## History A curve may be a locus, or a path. That is, it may be a graphical representation of some property of points; or it may be traced out, for example by a stick in the sand on a beach. Of course if one says curved in ordinary language, it means bent (not straight), so refers to a locus. This leads to the general idea of curvature. As we now understand, after Newtonian dynamics, to follow a curved path a body must experience acceleration. Before that, the application of current ideas to (for example) the physics of Aristotle is probably anachronistic. This is important because major examples of curves are the orbits of the planets. One reason for the use of the Ptolemaic system of epicycle and deferent was the special status accorded to the circle as curve. The conic sections had been deeply studied by Apollonius of Perga. They were applied in astronomy by Kepler. The Greek geometers had studied many other kinds of curves. One reason was their interest in geometric constructions, going beyond ruler-and-compass constructions. In that way, the intersection of curves could be used to solve some polynomial equations, such as that involved in trisecting an angle. Newton also worked on an early example in the calculus of variations. Solutions to variational problems, such as the brachistochrone and tautochrone questions, introduced properties of curves in new ways (in this case, the cycloid). The catenary gets its name as the solution to the problem of a hanging chain, the sort of question that became routinely accessible by means of differential calculus. In the eighteenth century came the beginnings of the theory of plane algebraic curves, in general. Newton had studied the cubic curves, in the general description of the real points into 'ovals'. The statement of Bézout's theorem showed a number of aspects which were not directly accessible to the geometry of the time, to do with singular points and complex solutions. From the nineteenth century there is not a separate curve theory, but rather the appearance of curves as the one-dimensional aspect of projective geometry, and differential geometry; and later topology, when for example the Jordan curve theorem was understood to lie quite deep, as well as being required in complex analysis. The era of the space-filling curves finally provoked the modern definitions of curve.

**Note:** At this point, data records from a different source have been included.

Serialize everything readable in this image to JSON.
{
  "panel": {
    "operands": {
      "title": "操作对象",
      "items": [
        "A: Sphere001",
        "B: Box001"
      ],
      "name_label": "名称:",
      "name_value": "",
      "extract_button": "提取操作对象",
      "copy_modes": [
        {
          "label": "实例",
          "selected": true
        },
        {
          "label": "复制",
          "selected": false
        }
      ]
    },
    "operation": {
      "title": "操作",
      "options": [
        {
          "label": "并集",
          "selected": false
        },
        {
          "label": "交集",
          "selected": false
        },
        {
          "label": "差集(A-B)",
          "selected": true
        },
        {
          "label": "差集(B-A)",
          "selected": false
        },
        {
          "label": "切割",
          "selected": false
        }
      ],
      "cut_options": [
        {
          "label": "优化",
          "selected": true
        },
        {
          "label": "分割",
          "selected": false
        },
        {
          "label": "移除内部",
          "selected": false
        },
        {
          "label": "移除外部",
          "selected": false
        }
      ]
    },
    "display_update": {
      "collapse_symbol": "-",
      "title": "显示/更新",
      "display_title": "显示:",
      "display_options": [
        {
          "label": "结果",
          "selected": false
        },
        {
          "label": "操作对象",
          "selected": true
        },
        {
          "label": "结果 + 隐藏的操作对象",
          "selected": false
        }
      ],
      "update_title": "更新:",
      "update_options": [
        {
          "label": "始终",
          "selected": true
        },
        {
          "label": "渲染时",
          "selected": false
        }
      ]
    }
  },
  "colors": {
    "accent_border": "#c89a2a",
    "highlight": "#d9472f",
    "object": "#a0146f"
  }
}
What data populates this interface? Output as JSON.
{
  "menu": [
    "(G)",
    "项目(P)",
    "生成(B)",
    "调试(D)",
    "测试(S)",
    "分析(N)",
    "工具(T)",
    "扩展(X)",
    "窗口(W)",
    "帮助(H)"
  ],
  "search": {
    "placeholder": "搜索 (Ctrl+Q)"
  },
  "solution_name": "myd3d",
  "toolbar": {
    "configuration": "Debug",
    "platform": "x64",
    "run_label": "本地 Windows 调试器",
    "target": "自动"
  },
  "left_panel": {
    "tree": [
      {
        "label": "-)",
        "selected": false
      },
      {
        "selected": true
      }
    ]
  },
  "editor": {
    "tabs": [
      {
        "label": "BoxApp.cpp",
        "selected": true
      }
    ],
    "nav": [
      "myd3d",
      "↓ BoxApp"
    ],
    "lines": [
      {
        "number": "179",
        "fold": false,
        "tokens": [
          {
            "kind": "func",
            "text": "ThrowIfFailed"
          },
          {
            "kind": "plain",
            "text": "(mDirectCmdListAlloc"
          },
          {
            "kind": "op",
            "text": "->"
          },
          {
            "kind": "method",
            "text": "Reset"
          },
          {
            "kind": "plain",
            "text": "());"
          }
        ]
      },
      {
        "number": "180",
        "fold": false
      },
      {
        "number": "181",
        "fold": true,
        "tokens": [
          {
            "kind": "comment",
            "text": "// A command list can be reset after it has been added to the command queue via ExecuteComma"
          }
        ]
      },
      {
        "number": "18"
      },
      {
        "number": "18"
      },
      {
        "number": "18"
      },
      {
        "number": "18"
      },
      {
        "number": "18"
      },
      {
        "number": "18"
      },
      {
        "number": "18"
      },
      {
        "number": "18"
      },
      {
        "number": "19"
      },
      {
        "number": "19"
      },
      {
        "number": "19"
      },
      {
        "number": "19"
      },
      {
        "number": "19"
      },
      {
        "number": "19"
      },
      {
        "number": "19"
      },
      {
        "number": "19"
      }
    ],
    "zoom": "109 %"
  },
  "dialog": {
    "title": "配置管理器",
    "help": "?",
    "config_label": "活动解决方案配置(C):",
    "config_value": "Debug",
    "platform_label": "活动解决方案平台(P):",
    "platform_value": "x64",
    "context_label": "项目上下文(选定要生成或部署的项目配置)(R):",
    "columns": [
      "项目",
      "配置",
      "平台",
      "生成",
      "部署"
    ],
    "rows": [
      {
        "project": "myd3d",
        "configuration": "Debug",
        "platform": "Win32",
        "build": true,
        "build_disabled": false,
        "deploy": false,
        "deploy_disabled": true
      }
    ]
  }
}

## Related articles ## External links - List of famous curves (
*http://www-gap.dcs.st-and.ac.uk/~history/Curves/Curves.html*) |